- _Task to carry out_
Exact repetition is the task: copy every entry below.
┄┄┄┄┄┄
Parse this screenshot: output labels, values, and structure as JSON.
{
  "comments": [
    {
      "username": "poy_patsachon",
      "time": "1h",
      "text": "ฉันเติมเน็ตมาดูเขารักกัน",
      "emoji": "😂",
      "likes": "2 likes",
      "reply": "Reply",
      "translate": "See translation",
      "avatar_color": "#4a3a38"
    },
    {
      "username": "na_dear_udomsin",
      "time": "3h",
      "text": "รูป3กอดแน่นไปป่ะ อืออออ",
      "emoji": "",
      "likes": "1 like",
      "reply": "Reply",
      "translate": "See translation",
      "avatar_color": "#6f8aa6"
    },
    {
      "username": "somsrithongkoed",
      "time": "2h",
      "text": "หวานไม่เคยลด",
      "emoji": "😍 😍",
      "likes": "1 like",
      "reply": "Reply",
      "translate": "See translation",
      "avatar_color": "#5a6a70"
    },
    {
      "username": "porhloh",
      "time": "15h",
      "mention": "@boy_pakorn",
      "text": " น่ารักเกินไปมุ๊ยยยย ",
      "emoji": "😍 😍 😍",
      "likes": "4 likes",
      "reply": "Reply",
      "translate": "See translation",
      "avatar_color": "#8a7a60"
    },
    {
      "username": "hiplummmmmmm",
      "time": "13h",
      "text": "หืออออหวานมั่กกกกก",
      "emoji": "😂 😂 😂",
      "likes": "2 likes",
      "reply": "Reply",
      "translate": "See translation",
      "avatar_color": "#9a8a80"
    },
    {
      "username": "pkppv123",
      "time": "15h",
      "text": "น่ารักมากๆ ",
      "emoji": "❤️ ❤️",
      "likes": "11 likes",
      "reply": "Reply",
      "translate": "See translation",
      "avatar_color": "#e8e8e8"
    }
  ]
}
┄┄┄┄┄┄
- _Your response_
Parse this screenshot: output labels, values, and structure as JSON.
{
  "comments": [
    {
      "username": "poy_patsachon",
      "time": "1h",
      "text": "ฉันเติมเน็ตมาดูเขารักกัน",
      "emoji": "😂",
      "likes": "2 likes",
      "reply": "Reply",
      "translate": "See translation",
      "avatar_color": "#4a3a38"
    },
    {
      "username": "na_dear_udomsin",
      "time": "3h",
      "text": "รูป3กอดแน่นไปป่ะ อืออออ",
      "emoji": "",
      "likes": "1 like",
      "reply": "Reply",
      "translate": "See translation",
      "avatar_color": "#6f8aa6"
    },
    {
      "username": "somsrithongkoed",
      "time": "2h",
      "text": "หวานไม่เคยลด",
      "emoji": "😍 😍",
      "likes": "1 like",
      "reply": "Reply",
      "translate": "See translation",
      "avatar_color": "#5a6a70"
    },
    {
      "username": "porhloh",
      "time": "15h",
      "mention": "@boy_pakorn",
      "text": " น่ารักเกินไปมุ๊ยยยย ",
      "emoji": "😍 😍 😍",
      "likes": "4 likes",
      "reply": "Reply",
      "translate": "See translation",
      "avatar_color": "#8a7a60"
    },
    {
      "username": "hiplummmmmmm",
      "time": "13h",
      "text": "หืออออหวานมั่กกกกก",
      "emoji": "😂 😂 😂",
      "likes": "2 likes",
      "reply": "Reply",
      "translate": "See translation",
      "avatar_color": "#9a8a80"
    },
    {
      "username": "pkppv123",
      "time": "15h",
      "text": "น่ารักมากๆ ",
      "emoji": "❤️ ❤️",
      "likes": "11 likes",
      "reply": "Reply",
      "translate": "See translation",
      "avatar_color": "#e8e8e8"
    }
  ]
}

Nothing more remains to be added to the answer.